03 October, 2018
Claims for damages as a consequence of abuse show no signs of abating and remain a significant expense to Local Authorities. Claims for damages are often based upon an argument by the victim that the abuse they suffered has directly contributed to difficulties in their lives, such as, loss of earning potential.
M.G. v (1) Thomas Street & (2) The Governors of St Augustine of Canterbury RC High School (2018) is the first case to consider the impact of illegal conduct of the claimant, allegedly arising from the emotional impact of the abuse, on their claim for damages.
The claimant, MG, was abused by his German Teacher when at school. As an adult, MG, brought a claim for damages against both the Teacher and the school. The claim was defended by the Local Authority on behalf of the school. MG claimed that the abuse suffered by him directly contributed to a chaotic lifestyle that included illicit drug misuse between 1993 and 2013, leading to him being unable to secure long-term employment until 2013.
The question therefore arose as to whether an illegal act (illicit substance misuse) that led to a failure to obtain long-term employment (and therefore a loss of earnings) rendered the claim for loss of earnings void on the grounds of illegality.
The defence of illegality, and its impact on claims for damages has been considered by the courts on numerous occasions and most recently by the Supreme Court in the case of Patel v Mizra  UKSC 42. In applying the principles from Patel, HHJ G Smith held: "in my judgment, claims arising from sexual abuse do not form a special category of claims in which different considerations apply. It is therefore highly persuasive that in all cases of which I am aware in which the issue has been considered by the court, the same decision has been reached." Accordingly, the claim for loss of earnings against the school was dismissed as the loss was caused by the use of illegal drugs and not the abuse suffered.

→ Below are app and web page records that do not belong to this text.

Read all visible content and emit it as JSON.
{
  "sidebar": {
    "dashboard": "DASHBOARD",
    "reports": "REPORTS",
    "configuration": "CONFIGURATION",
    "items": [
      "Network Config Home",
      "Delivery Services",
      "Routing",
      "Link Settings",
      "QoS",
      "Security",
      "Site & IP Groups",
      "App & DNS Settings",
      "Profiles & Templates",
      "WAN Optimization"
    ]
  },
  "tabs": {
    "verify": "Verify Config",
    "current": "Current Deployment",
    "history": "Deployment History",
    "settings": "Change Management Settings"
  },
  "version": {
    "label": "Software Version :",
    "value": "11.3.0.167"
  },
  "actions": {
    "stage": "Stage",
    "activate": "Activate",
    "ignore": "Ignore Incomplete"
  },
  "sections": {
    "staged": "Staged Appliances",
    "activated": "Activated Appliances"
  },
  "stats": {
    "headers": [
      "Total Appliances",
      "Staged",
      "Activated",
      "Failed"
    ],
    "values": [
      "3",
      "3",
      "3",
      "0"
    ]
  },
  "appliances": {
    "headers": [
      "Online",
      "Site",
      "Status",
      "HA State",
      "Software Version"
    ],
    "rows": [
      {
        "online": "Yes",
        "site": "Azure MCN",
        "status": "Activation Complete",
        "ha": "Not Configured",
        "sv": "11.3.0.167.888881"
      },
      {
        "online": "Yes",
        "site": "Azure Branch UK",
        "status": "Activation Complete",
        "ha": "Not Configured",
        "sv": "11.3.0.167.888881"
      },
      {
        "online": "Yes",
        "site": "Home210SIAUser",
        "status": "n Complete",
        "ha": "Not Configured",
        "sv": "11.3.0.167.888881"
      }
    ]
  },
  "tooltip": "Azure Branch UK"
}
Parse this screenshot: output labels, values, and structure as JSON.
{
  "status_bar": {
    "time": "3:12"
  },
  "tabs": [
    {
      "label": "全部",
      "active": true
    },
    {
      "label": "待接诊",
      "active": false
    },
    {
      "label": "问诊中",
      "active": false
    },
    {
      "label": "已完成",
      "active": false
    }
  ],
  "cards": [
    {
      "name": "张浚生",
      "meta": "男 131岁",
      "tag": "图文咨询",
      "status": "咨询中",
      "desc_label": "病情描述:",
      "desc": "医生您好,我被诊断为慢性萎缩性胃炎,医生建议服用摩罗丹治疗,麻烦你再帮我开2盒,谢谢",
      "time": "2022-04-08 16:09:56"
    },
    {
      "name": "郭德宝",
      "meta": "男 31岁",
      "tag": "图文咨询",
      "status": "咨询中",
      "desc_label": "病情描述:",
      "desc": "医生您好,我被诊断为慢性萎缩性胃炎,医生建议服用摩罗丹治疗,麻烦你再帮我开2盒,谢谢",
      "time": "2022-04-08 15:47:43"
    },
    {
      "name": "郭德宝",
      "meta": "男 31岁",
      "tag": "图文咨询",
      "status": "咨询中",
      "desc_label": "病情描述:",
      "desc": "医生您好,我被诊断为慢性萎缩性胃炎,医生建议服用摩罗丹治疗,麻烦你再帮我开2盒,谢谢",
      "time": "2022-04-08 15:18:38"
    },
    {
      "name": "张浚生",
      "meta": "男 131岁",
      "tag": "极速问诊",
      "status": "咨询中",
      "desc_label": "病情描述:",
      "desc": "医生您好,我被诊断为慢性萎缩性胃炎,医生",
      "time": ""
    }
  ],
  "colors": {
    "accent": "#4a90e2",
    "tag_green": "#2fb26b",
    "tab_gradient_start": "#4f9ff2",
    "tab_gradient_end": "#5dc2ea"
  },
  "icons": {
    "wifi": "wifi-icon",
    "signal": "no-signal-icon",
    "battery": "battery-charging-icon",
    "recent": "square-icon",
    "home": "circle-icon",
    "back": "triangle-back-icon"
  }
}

Although this is only a County Court judgment, the case is significant as it is the first historic sexual abuse claim against a Local Authority to consider illegality of illegal drug use on the part of the claimant. Local Authorities should be aware of this case and consider its impact upon ongoing or future claims for loss of earnings.
It is also worth noting that HHJ G Smith drew a distinction between the use of legal substances to manage the emotional impact of abuse and the use of illegal drugs. He stated: "Where an injured party turns to a legal substance to deal with distress caused by a tortious act, then on the face of it such conduct would not be unreasonable." This begs the question, that if MG had turned to alcohol only and it could be proven that this was as a result of the abuse, and it could be proven that this affected his employment prospects, potentially his claim could have succeeded.